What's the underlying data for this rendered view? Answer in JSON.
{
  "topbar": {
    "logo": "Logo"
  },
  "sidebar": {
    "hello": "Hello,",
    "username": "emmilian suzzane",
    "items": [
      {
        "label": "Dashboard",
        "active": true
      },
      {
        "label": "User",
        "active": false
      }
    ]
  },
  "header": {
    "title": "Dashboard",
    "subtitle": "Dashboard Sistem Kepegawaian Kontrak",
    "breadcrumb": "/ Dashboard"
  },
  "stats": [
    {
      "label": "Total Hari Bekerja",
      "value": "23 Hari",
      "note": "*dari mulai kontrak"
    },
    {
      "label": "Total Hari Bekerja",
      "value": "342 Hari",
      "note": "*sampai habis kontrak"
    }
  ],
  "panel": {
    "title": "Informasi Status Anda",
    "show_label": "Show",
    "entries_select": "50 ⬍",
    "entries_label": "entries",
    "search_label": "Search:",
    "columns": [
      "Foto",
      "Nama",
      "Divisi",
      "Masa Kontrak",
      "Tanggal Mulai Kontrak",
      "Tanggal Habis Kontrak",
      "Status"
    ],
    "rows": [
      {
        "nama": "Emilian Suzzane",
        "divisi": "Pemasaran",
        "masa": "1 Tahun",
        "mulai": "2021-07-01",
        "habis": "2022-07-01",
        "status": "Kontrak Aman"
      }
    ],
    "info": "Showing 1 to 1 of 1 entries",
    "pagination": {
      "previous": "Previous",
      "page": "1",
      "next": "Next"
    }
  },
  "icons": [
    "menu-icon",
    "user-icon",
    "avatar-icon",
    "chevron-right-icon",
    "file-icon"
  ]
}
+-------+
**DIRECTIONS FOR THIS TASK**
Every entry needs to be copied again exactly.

**WRITTEN RESPONSE**
What's the underlying data for this rendered view? Answer in JSON.
{
  "topbar": {
    "logo": "Logo"
  },
  "sidebar": {
    "hello": "Hello,",
    "username": "emmilian suzzane",
    "items": [
      {
        "label": "Dashboard",
        "active": true
      },
      {
        "label": "User",
        "active": false
      }
    ]
  },
  "header": {
    "title": "Dashboard",
    "subtitle": "Dashboard Sistem Kepegawaian Kontrak",
    "breadcrumb": "/ Dashboard"
  },
  "stats": [
    {
      "label": "Total Hari Bekerja",
      "value": "23 Hari",
      "note": "*dari mulai kontrak"
    },
    {
      "label": "Total Hari Bekerja",
      "value": "342 Hari",
      "note": "*sampai habis kontrak"
    }
  ],
  "panel": {
    "title": "Informasi Status Anda",
    "show_label": "Show",
    "entries_select": "50 ⬍",
    "entries_label": "entries",
    "search_label": "Search:",
    "columns": [
      "Foto",
      "Nama",
      "Divisi",
      "Masa Kontrak",
      "Tanggal Mulai Kontrak",
      "Tanggal Habis Kontrak",
      "Status"
    ],
    "rows": [
      {
        "nama": "Emilian Suzzane",
        "divisi": "Pemasaran",
        "masa": "1 Tahun",
        "mulai": "2021-07-01",
        "habis": "2022-07-01",
        "status": "Kontrak Aman"
      }
    ],
    "info": "Showing 1 to 1 of 1 entries",
    "pagination": {
      "previous": "Previous",
      "page": "1",
      "next": "Next"
    }
  },
  "icons": [
    "menu-icon",
    "user-icon",
    "avatar-icon",
    "chevron-right-icon",
    "file-icon"
  ]
}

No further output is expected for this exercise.